Wei plans to first improve the existing seismic methods to separate seismic wave propagation effects (attenuation) and the earthquake source spectrum dynamics, because both components contribute to the final observation at a seismic station. Wei will also use full-waveform simulations to quantify the effects of elastic scattering (another way to dissipate energy without converting it to heat) on attenuation measurements. Then the improved methods will be applied to multiple subduction zones with three focus sites: Tonga, Alaska, and central Chile and Argentina.

At the same time, his group will image attenuation in the upper mantle using 45 years of global seismic data. Then they will compare the new attenuation measurements with published seismic wave speed models and geochemical constraints for quantitative interpretations.

In addition to the attenuation research, Wei’s project will provide three opportunities to develop a diverse geophysics workforce at Michigan State University (MSU).

“First, I will help the MSU Science Theater, an undergraduate student organization, develop several geophysics demos for use at local elementary schools and on the MSU campus. These demos will inspire grade-schoolers, engage and recruit diverse undergraduate students from other STEM majors, and explain seismic attenuation to public groups. We will also install Raspberry seismometers to record signals from college football activities or “footquakes” to raise the public awareness of geophysics.” Wei said.

An example of a geophysics demo that Wei’s group will build for the MSU Science Theater to use in their presentations.
An example of a geophysics demo that Wei’s group will build for the MSU Science Theater to use in their presentations. In this demo, layers of sand and flour are compressed by the blick, which demonstrates fols and faults due to compression. Credit: Shawn Wei

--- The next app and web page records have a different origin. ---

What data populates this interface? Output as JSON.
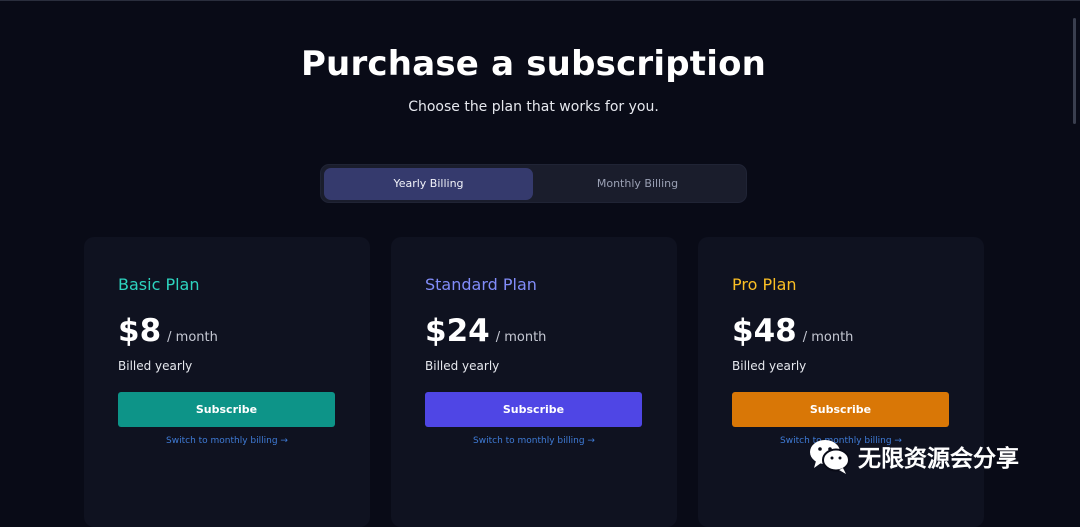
{
  "header": {
    "title": "Purchase a subscription",
    "subtitle": "Choose the plan that works for you."
  },
  "billing_toggle": {
    "yearly_label": "Yearly Billing",
    "monthly_label": "Monthly Billing",
    "selected": "yearly"
  },
  "plans": [
    {
      "name": "Basic Plan",
      "price": "$8",
      "period": "/ month",
      "billed": "Billed yearly",
      "button": "Subscribe",
      "switch_link": "Switch to monthly billing →",
      "accent": "#2dd4bf",
      "button_color": "#0d9488"
    },
    {
      "name": "Standard Plan",
      "price": "$24",
      "period": "/ month",
      "billed": "Billed yearly",
      "button": "Subscribe",
      "switch_link": "Switch to monthly billing →",
      "accent": "#818cf8",
      "button_color": "#4f46e5"
    },
    {
      "name": "Pro Plan",
      "price": "$48",
      "period": "/ month",
      "billed": "Billed yearly",
      "button": "Subscribe",
      "switch_link": "Switch to monthly billing →",
      "accent": "#fbbf24",
      "button_color": "#d97706"
    }
  ],
  "watermark": {
    "text": "无限资源会分享",
    "icon": "wechat-icon"
  },
  "colors": {
    "background": "#090b17",
    "card": "#0f1220",
    "toggle_active": "#353a6d",
    "link": "#3f7bd6"
  }
}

Second, Wei will develop a junior-level modular course titled Mathematics and Physics in the Earth (MPE), to prepare geoscience students with much needed quantitative skills. The modules will utilize interesting geological phenomenon to introduce mathematical concepts. The long-term goal is to incorporate MPE modules into university-wide math education to increase the exposure of geophysics to other STEM students.

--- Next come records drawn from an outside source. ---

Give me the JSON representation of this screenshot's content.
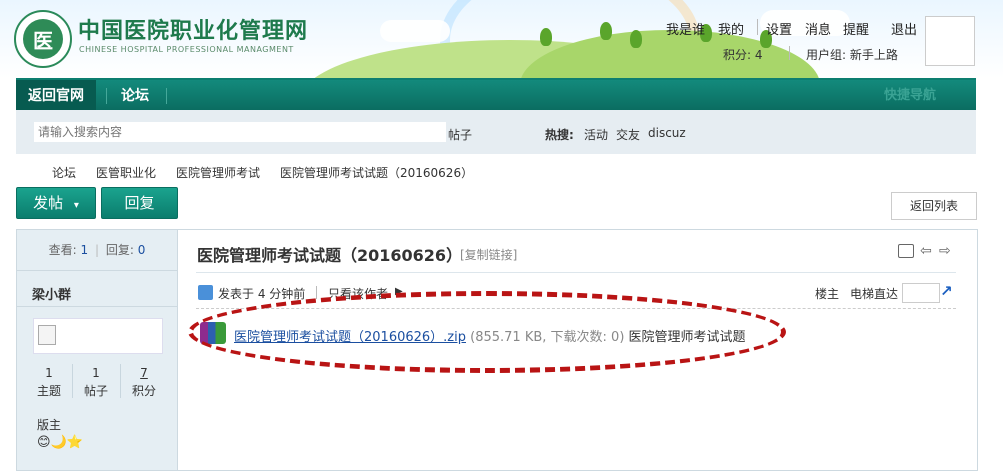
{
  "site": {
    "title": "中国医院职业化管理网",
    "subtitle": "CHINESE HOSPITAL PROFESSIONAL MANAGMENT",
    "logo_text": "医"
  },
  "top_links": [
    "我是谁",
    "我的",
    "设置",
    "消息",
    "提醒",
    "退出"
  ],
  "user_meta": {
    "points": "积分: 4",
    "group": "用户组: 新手上路"
  },
  "nav": {
    "items": [
      "返回官网",
      "论坛"
    ],
    "quick_nav": "快捷导航"
  },
  "search": {
    "placeholder": "请输入搜索内容",
    "type": "帖子",
    "hot_label": "热搜:",
    "hot_terms": [
      "活动",
      "交友",
      "discuz"
    ]
  },
  "breadcrumb": [
    "论坛",
    "医管职业化",
    "医院管理师考试",
    "医院管理师考试试题（20160626）"
  ],
  "buttons": {
    "post": "发帖",
    "post_arrow": "▾",
    "reply": "回复",
    "back_to_list": "返回列表"
  },
  "thread_stats": {
    "views_label": "查看:",
    "views": "1",
    "replies_label": "回复:",
    "replies": "0"
  },
  "author": {
    "name": "梁小群",
    "stats": [
      {
        "value": "1",
        "label": "主题"
      },
      {
        "value": "1",
        "label": "帖子"
      },
      {
        "value": "7",
        "label": "积分"
      }
    ],
    "rank": "版主",
    "rank_icons": [
      "😊",
      "🌙",
      "⭐"
    ]
  },
  "thread": {
    "title": "医院管理师考试试题（20160626）",
    "copy_link": "[复制链接]"
  },
  "post_meta": {
    "posted": "发表于 4 分钟前",
    "only_author": "只看该作者",
    "floor": "楼主",
    "jump": "电梯直达"
  },
  "attachment": {
    "filename": "医院管理师考试试题（20160626）.zip",
    "info": "(855.71 KB, 下载次数: 0)",
    "desc": "医院管理师考试试题"
  },
  "colors": {
    "brand": "#0d7e70",
    "accent_red": "#b91414",
    "link": "#1b4fa0"
  }
}
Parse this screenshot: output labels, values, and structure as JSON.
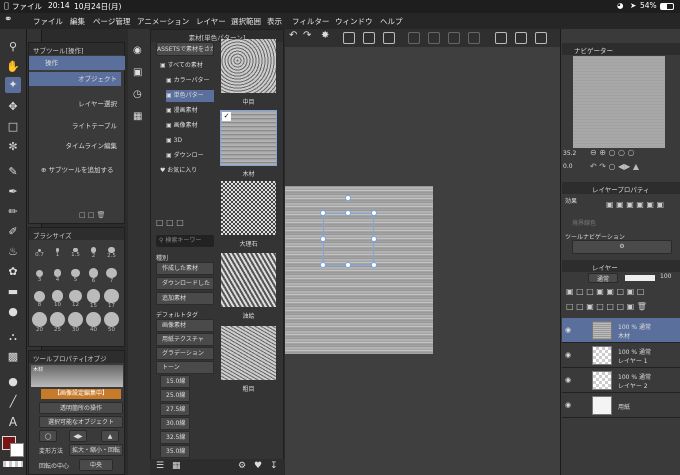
{
  "status": {
    "time": "20:14",
    "date": "10月24日(月)",
    "battery": "54%",
    "app_icon": "apple-icon"
  },
  "menu": [
    "ファイル",
    "編集",
    "ページ管理",
    "アニメーション",
    "レイヤー",
    "選択範囲",
    "表示",
    "フィルター",
    "ウィンドウ",
    "ヘルプ"
  ],
  "subtool": {
    "header": "サブツール[操作]",
    "group": "操作",
    "items": [
      "オブジェクト",
      "レイヤー選択",
      "ライトテーブル",
      "タイムライン編集"
    ],
    "add": "サブツールを追加する"
  },
  "brush": {
    "header": "ブラシサイズ",
    "sizes": [
      "0.7",
      "1",
      "1.5",
      "2",
      "2.5",
      "3",
      "4",
      "5",
      "6",
      "7",
      "8",
      "10",
      "12",
      "15",
      "17",
      "20",
      "25",
      "30",
      "40",
      "50"
    ]
  },
  "toolprop": {
    "header": "ツールプロパティ[オブジ",
    "preview_title": "木材",
    "mode_label": "【画像設定編集中】",
    "op1": "透明箇所の操作",
    "op2": "選択可能なオブジェクト",
    "transform_method": "変形方法",
    "transform_value": "拡大・縮小・回転",
    "rotate_center": "回転の中心",
    "rotate_value": "中央"
  },
  "material": {
    "header": "素材[単色パターン]",
    "assets_button": "ASSETSで素材をさがす",
    "tree": [
      {
        "label": "すべての素材"
      },
      {
        "label": "カラーパター"
      },
      {
        "label": "単色パター",
        "selected": true
      },
      {
        "label": "漫画素材"
      },
      {
        "label": "画像素材"
      },
      {
        "label": "3D"
      },
      {
        "label": "ダウンロー"
      },
      {
        "label": "お気に入り"
      }
    ],
    "search_placeholder": "検索キーワー",
    "tag_title": "種別",
    "tags1": [
      "作成した素材",
      "ダウンロードした",
      "追加素材"
    ],
    "default_tag_title": "デフォルトタグ",
    "tags2": [
      "画像素材",
      "用紙テクスチャ",
      "グラデーション",
      "トーン",
      "15.0線",
      "25.0線",
      "27.5線",
      "30.0線",
      "32.5線",
      "35.0線"
    ],
    "thumbs": [
      "中目",
      "木材",
      "大理石",
      "油絵",
      "粗目"
    ]
  },
  "navigator": {
    "header": "ナビゲーター",
    "zoom": "35.2",
    "angle": "0.0"
  },
  "layerprop": {
    "header": "レイヤープロパティ",
    "effect": "効果",
    "border_color": "境界線色",
    "tool_nav": "ツールナビゲーション"
  },
  "layers": {
    "header": "レイヤー",
    "blend": "通常",
    "opacity": "100",
    "items": [
      {
        "pct": "100 % 通常",
        "name": "木材",
        "selected": true
      },
      {
        "pct": "100 % 通常",
        "name": "レイヤー 1"
      },
      {
        "pct": "100 % 通常",
        "name": "レイヤー 2"
      },
      {
        "pct": "",
        "name": "用紙"
      }
    ]
  },
  "colors": {
    "accent": "#5a6f9c",
    "main_color": "#7a1414",
    "sub_color": "#ffffff",
    "canvas_bg": "#3f3f3f"
  }
}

According to Wei, “Everything is taught in a geological way. It's different from the regular math and physics courses in that it's really built for Earth science students.”

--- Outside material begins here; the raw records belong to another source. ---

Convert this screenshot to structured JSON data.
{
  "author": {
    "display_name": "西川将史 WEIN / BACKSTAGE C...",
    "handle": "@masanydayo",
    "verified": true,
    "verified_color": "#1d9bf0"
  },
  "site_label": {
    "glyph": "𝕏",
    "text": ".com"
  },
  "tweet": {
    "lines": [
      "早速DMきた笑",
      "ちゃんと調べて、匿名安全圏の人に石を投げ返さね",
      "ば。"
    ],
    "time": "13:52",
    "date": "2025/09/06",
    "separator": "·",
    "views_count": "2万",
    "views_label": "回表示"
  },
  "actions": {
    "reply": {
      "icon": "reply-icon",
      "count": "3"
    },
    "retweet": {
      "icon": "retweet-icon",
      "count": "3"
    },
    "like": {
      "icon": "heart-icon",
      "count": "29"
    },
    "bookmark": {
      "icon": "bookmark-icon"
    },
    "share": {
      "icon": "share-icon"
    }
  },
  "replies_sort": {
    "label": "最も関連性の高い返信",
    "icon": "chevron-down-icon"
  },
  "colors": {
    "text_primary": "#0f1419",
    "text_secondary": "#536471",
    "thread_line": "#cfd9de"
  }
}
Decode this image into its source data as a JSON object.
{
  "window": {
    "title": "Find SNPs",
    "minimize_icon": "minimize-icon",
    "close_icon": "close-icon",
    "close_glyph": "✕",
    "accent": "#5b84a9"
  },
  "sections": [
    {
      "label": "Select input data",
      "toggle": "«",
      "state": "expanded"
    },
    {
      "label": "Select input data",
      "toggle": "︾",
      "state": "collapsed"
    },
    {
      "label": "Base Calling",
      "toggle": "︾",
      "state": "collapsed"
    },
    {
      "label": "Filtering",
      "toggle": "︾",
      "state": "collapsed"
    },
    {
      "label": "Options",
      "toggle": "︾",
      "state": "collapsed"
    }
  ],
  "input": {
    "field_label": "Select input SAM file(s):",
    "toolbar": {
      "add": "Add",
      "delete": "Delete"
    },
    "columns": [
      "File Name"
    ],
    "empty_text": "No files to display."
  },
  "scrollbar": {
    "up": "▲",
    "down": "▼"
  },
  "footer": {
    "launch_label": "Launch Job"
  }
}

Finally, this project will provide hands-on research opportunities for graduate students and undergraduate students.

“I want to rebrand our field,” Wei said. “People have a stereotype of geoscientists as people going out hiking, camping, using a hammer to collect rocks, but that's not all. A lot of researchers in my field don't go into the field at all. We are using big data and all the computational techniques. Some people receive samples and work in the laboratory all the time. We have many other approaches now.”

In addition to the scope of the project, Wei hopes to use his research to establish empirical temperature-attenuation-velocity relationships that can be used by the seismic community for future seismic interpretations. The global body-wave attenuation model of the upper mantle will also serve as a valuable baseline for the community.

Jeff Freymueller, interim EES chair, described the impact of the award.

“We are incredibly proud of Shawn’s accomplishment,” he said. “He is the fourth NSF Early CAREER Award recipient in Earth and Environmental Sciences since 2018. That is a tremendous achievement, not only for the individual faculty members, but for our department as a whole. It speaks volumes about the quality of our faculty.”

“I’m really humbled and honored.” Wei said. “Because of the scope of the CAREER Award, they really want us to have bigger ideas and to try to boost our career. Someday, I hope to become one of the experts on attenuation in the world and it’s because of the scope of this award that I can dream bigger.”


Banner image: A map of circum-Pacific subduction zones color-coded by thermal parameter (a proxy to indicate how hot a subduction zone is). Credit: Shawn Wei, modifying after van Keken, et. al. (2011, JGR)